- The Plant List
- Germplasm Resources Information Network: Acer saccharum
- Northern Ontario Plant Database: Acer saccharum
- Oklahoma Biological Survey: Acer saccharum
- "GSMNP tall trees". Nativetreesociety.org. Retrieved 2011-03-03.
- Lawrence O. Copeland; M. B. McDonald (31 October 2001). "Principles of seed science and technology". Springer. pp. 194–. ISBN 978-0-7923-7322-3. Retrieved 25 September 2010.
- "Hydraulic lift and its influence on the water content of the rhizosphere: an example from sugar maple, Acer saccharum". Springerlink.com. Retrieved 2011-03-03.
- Heilingmann, Randall B. "Hobby Maple Syrup Production (F-36-02)". Ohio State University.
- Gibbons, E. 1962. Stalking the Wild Asparagus. David McKay.
- Hard Maple published by Niche Timbers
- Daniel L. Cassens. "Hard or sugar maple". Purdue University:Purdue Extension.
- Tantaquidgeon, Gladys 1972 Folk Medicine of the Delaware and Related Algonkian Indians. Harrisburg. Pennsylvania Historical Commission Anthropological Papers #3 (p. 69, 128)
- Horton, J. L.; Hart, S.C. (1998). "Hydraulic lift: a potentially important ecosystem process". Trends in Ecology and Evolution 13 (6): 232–235. doi:10.1016/S0169-5347(98)01328-7. PMID 21238277.
- Canham, C. D. (1989). "Different Responses to Gaps Among Shade-Tolerant Tree Species". Ecology 70 (3): 548–550. doi:10.2307/1940200.
- Brisson, J., Bergeron, Y., Bouchard, A., & Leduc, A. (1994). Beech-maple dynamics in an old-growth forest in southern Quebec, Canada. Ecoscience (Sainte-Foy) 1 (1): 40-46.
- Duchesne, L.; Ouimet, R.; Houle, D. (2002). "Basal Area Growth of Sugar Maple in Relation to Acid Deposition, Stand Health, and Soil Nutrients". Journal of Environmental Quality 31 (5): 1676–1683. doi:10.2134/jeq2002.1676. PMID 12371186.
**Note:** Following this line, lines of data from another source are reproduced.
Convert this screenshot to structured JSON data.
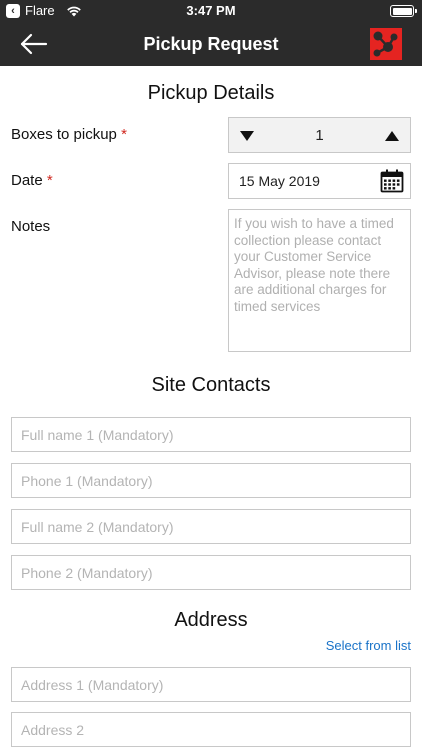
{
  "status_bar": {
    "back_app": "Flare",
    "time": "3:47 PM"
  },
  "nav": {
    "title": "Pickup Request"
  },
  "pickup_details": {
    "heading": "Pickup Details",
    "boxes_label": "Boxes to pickup",
    "boxes_value": "1",
    "date_label": "Date",
    "date_value": "15 May 2019",
    "notes_label": "Notes",
    "notes_placeholder": "If you wish to have a timed collection please contact your Customer Service Advisor, please note there are additional charges for timed services",
    "required_marker": "*"
  },
  "site_contacts": {
    "heading": "Site Contacts",
    "fullname1_placeholder": "Full name 1 (Mandatory)",
    "phone1_placeholder": "Phone 1 (Mandatory)",
    "fullname2_placeholder": "Full name 2 (Mandatory)",
    "phone2_placeholder": "Phone 2 (Mandatory)"
  },
  "address": {
    "heading": "Address",
    "select_link": "Select from list",
    "address1_placeholder": "Address 1 (Mandatory)",
    "address2_placeholder": "Address 2"
  },
  "colors": {
    "bar_background": "#2b2b2b",
    "required": "#d0271f",
    "link": "#1a73c8",
    "logo": "#e52421"
  }
}
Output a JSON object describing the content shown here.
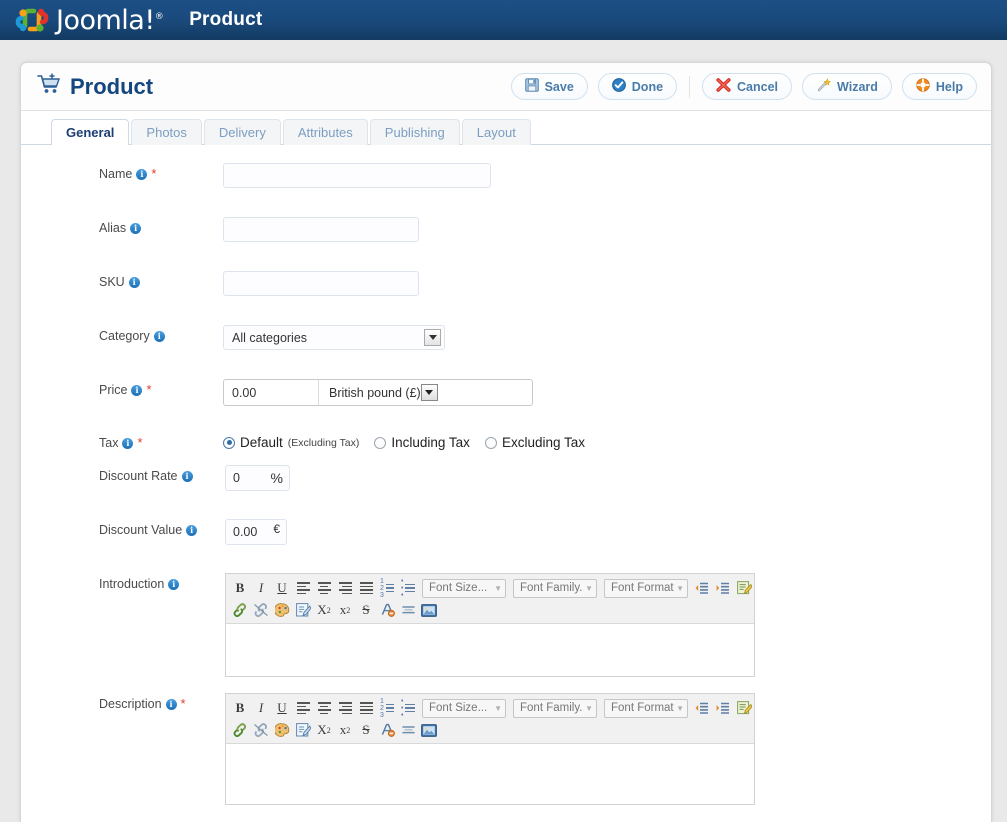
{
  "topbar": {
    "brand": "Joomla!",
    "registered": "®",
    "title": "Product",
    "logo_icon": "joomla-logo-icon",
    "bg_color": "#1a4a7c"
  },
  "page": {
    "title": "Product",
    "title_icon": "shopping-cart-icon",
    "title_color": "#14477d"
  },
  "toolbar": {
    "buttons": [
      {
        "label": "Save",
        "icon": "floppy-disk-icon"
      },
      {
        "label": "Done",
        "icon": "check-circle-icon"
      },
      {
        "label": "Cancel",
        "icon": "red-x-icon"
      },
      {
        "label": "Wizard",
        "icon": "magic-wand-icon"
      },
      {
        "label": "Help",
        "icon": "lifebuoy-icon"
      }
    ]
  },
  "tabs": [
    {
      "label": "General",
      "active": true
    },
    {
      "label": "Photos",
      "active": false
    },
    {
      "label": "Delivery",
      "active": false
    },
    {
      "label": "Attributes",
      "active": false
    },
    {
      "label": "Publishing",
      "active": false
    },
    {
      "label": "Layout",
      "active": false
    }
  ],
  "form": {
    "name": {
      "label": "Name",
      "value": "",
      "required": true,
      "info": true
    },
    "alias": {
      "label": "Alias",
      "value": "",
      "required": false,
      "info": true
    },
    "sku": {
      "label": "SKU",
      "value": "",
      "required": false,
      "info": true
    },
    "category": {
      "label": "Category",
      "value": "All categories",
      "required": false,
      "info": true
    },
    "price": {
      "label": "Price",
      "required": true,
      "info": true,
      "amount": "0.00",
      "currency": "British pound (£)"
    },
    "tax": {
      "label": "Tax",
      "required": true,
      "info": true,
      "options": [
        {
          "label": "Default",
          "note": "(Excluding Tax)",
          "selected": true
        },
        {
          "label": "Including Tax",
          "note": "",
          "selected": false
        },
        {
          "label": "Excluding Tax",
          "note": "",
          "selected": false
        }
      ]
    },
    "discount_rate": {
      "label": "Discount Rate",
      "value": "0",
      "unit": "%",
      "required": false,
      "info": true
    },
    "discount_value": {
      "label": "Discount Value",
      "value": "0.00",
      "unit": "€",
      "required": false,
      "info": true
    },
    "introduction": {
      "label": "Introduction",
      "required": false,
      "info": true,
      "value": ""
    },
    "description": {
      "label": "Description",
      "required": true,
      "info": true,
      "value": ""
    }
  },
  "editor": {
    "row1_icons": [
      "bold-icon",
      "italic-icon",
      "underline-icon",
      "align-left-icon",
      "align-center-icon",
      "align-right-icon",
      "align-justify-icon",
      "ordered-list-icon",
      "unordered-list-icon"
    ],
    "row2_icons": [
      "insert-link-icon",
      "unlink-icon",
      "color-palette-icon",
      "edit-html-icon",
      "subscript-icon",
      "superscript-icon",
      "strikethrough-icon",
      "remove-format-icon",
      "horizontal-rule-icon",
      "insert-image-icon"
    ],
    "selects": [
      {
        "label": "Font Size...",
        "name": "font-size-select"
      },
      {
        "label": "Font Family.",
        "name": "font-family-select"
      },
      {
        "label": "Font Format",
        "name": "font-format-select"
      }
    ],
    "trailing_icons": [
      "outdent-icon",
      "indent-icon",
      "toggle-editor-icon"
    ]
  }
}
- Melvyn Tyree. "Maple sap exudation: How it happens" (PDF). Maple Syrup Journal 4 (1): 10–11.
- Damián Cirelli, Richard Jagels, and Melvin T. Tyree (2008). "Toward an improved model of maple sap exudation: the location and role of osmotic barriers in sugar maple, butternut and white birch" (PDF). Tree Physiology (Victoria, Canada: Heron Publishing) 28 (8): 1145–1155. doi:10.1093/treephys/28.8.1145. PMID 18519246.
|Wikimedia Commons has media related to Acer saccharum.|
- Common Trees of Pennsylvania
- UI Plants: Woody Ornamentals (sugar maple)
- USDA Plants Profile: Acer saccharum
- Acer saccharum in Godman, Yawney and Tubbs. US Forest Service Silvics Manual
- Acer saccharum at Ohio State Horticulture & Crop Sciences
- Acer saccharum images at bioimages.vanderbilt.edu
- Winter ID Pictures
- Historic Photos and Technical Reports Documenting Sugar Maple Research, from digital archives at the University of Vermont.
- Interactive Distribution Map for Acer saccharum